Task description
Figure out the number of lines in the entries that hold the string "Rail", then give that number and nothing else.
___ Given entries
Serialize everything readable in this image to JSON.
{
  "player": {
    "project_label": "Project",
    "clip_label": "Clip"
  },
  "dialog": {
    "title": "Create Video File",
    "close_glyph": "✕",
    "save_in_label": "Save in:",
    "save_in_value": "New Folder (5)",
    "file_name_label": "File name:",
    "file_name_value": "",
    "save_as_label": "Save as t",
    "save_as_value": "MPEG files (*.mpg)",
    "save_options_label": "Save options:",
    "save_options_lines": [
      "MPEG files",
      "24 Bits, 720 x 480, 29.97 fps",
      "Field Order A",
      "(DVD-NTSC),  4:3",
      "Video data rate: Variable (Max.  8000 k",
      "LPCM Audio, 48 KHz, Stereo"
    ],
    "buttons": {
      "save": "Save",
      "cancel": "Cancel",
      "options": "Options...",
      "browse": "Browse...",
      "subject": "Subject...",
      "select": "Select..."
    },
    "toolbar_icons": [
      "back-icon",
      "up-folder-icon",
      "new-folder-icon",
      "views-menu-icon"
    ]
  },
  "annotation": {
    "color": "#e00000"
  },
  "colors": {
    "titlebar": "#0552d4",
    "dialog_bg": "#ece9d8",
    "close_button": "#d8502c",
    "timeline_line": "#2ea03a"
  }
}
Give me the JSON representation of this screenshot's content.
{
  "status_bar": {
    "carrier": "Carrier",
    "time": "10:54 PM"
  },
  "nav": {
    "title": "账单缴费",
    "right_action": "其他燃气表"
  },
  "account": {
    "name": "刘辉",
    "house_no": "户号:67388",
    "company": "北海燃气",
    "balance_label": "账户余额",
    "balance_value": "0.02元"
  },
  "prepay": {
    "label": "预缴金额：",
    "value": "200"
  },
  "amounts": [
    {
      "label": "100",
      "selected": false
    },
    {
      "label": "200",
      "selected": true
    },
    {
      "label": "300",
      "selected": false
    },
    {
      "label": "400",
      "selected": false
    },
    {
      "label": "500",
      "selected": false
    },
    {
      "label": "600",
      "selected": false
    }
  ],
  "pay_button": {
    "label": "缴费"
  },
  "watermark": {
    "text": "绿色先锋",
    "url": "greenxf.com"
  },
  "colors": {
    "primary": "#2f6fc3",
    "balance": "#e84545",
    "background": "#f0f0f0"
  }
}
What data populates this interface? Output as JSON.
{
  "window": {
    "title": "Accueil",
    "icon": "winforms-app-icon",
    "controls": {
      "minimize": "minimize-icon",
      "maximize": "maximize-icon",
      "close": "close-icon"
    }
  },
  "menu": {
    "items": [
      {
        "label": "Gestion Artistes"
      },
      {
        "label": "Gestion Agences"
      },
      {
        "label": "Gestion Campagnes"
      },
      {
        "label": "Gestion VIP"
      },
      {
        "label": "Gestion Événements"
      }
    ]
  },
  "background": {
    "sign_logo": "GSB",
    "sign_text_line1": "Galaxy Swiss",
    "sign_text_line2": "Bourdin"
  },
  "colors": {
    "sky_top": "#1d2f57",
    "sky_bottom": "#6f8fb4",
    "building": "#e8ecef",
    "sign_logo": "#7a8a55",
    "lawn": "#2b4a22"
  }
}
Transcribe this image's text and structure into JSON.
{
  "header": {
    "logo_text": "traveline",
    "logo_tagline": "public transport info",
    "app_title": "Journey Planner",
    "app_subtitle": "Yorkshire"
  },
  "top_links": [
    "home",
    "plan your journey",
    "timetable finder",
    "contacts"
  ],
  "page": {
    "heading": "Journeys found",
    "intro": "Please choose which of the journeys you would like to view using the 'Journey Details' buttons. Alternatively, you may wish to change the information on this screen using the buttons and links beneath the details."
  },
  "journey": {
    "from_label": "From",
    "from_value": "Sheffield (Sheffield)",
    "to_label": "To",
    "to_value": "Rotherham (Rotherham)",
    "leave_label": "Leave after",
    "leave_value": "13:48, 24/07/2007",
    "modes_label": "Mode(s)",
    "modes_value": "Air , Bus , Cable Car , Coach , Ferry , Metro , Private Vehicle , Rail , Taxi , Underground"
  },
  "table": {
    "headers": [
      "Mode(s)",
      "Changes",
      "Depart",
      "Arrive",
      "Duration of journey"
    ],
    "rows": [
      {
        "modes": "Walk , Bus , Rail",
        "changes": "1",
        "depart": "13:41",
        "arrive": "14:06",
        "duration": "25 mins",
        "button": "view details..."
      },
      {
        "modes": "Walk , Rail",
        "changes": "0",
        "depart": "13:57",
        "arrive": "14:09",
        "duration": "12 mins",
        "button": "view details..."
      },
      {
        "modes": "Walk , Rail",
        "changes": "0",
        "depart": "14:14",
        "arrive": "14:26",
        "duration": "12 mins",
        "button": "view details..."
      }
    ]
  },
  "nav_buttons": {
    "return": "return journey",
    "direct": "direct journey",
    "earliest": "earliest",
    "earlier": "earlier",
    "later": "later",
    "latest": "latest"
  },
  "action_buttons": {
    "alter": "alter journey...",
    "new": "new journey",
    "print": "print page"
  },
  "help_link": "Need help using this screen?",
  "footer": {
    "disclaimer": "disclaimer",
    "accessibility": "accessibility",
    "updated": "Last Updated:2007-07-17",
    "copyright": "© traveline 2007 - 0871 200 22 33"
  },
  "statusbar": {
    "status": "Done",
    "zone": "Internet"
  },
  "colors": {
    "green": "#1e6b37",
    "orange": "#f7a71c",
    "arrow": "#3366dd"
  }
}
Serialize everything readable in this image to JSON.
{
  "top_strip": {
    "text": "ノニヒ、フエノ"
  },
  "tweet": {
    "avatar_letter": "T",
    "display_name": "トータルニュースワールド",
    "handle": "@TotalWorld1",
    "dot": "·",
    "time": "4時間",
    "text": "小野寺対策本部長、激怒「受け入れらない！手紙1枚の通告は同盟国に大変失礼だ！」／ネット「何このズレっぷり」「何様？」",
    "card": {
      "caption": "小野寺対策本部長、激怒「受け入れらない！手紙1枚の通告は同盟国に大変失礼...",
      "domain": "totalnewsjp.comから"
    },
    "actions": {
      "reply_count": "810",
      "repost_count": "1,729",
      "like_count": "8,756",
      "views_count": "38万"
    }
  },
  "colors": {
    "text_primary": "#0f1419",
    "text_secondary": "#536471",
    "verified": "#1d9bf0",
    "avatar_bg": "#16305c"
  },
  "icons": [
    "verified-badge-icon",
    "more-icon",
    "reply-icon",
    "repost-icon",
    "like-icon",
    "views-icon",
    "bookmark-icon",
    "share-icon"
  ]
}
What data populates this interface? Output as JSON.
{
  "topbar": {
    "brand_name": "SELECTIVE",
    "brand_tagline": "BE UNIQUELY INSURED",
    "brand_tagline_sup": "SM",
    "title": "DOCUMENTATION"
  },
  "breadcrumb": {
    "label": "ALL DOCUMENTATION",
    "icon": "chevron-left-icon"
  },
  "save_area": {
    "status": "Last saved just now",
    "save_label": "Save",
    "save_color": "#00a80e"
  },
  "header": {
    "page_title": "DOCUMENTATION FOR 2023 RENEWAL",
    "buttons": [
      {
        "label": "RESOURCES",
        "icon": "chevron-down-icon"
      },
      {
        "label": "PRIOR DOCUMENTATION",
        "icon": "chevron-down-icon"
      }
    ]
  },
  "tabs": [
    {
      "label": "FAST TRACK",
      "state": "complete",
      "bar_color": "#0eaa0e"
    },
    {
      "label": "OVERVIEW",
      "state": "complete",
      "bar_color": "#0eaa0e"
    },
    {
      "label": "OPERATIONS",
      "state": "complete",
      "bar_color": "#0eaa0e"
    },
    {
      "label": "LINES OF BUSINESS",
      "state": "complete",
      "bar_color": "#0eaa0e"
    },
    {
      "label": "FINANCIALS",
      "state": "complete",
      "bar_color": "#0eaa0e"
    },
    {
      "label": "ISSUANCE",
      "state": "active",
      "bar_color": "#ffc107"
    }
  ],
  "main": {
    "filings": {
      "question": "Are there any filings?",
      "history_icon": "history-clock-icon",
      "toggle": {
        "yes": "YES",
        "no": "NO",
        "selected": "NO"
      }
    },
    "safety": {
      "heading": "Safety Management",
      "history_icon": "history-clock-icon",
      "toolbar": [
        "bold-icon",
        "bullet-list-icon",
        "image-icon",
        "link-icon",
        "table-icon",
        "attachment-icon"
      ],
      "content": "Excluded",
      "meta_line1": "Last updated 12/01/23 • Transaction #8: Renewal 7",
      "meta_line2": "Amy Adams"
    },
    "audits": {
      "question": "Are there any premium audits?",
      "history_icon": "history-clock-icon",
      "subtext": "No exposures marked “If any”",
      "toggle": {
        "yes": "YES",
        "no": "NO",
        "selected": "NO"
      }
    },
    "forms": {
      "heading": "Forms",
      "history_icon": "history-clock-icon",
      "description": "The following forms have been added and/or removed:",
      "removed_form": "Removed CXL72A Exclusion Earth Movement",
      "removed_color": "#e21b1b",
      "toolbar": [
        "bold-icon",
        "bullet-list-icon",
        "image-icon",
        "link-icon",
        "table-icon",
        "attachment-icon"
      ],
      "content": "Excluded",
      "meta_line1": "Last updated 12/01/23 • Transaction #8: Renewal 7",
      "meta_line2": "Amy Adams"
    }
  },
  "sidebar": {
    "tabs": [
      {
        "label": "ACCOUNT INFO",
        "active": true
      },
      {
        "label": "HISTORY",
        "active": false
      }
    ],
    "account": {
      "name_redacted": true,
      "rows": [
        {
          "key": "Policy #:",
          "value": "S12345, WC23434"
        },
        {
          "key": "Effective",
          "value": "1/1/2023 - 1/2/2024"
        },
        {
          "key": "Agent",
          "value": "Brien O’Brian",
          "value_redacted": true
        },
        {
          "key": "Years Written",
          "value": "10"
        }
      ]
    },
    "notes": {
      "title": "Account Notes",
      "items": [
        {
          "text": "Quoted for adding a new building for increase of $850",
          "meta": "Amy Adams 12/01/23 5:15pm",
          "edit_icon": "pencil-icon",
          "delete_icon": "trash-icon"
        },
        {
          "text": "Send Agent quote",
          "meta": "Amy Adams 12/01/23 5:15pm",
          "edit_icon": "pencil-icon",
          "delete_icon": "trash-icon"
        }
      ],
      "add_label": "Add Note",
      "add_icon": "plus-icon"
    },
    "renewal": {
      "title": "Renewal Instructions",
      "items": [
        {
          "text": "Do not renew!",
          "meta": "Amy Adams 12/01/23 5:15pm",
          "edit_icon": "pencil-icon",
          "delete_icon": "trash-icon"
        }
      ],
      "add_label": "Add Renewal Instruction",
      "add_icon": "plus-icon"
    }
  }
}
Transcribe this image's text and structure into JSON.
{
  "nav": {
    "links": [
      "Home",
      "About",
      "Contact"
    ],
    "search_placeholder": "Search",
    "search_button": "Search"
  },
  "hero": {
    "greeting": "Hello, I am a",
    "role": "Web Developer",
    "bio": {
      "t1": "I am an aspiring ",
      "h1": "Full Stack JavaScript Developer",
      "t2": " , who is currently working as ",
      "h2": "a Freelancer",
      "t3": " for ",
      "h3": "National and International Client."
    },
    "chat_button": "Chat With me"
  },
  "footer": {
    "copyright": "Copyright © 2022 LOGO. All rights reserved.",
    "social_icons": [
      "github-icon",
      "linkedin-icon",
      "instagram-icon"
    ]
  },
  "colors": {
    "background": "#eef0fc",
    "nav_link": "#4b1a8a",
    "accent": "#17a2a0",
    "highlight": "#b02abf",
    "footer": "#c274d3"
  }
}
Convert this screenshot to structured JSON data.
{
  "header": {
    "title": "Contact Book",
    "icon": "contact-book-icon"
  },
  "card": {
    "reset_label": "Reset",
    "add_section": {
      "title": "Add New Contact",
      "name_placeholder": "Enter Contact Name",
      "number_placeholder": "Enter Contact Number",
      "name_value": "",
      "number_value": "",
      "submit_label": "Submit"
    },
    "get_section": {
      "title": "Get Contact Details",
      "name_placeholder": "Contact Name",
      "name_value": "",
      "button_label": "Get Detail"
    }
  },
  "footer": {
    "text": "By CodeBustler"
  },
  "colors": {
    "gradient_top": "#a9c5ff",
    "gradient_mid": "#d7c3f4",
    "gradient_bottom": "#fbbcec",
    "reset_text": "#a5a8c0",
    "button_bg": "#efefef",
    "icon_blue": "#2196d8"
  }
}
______
Result
4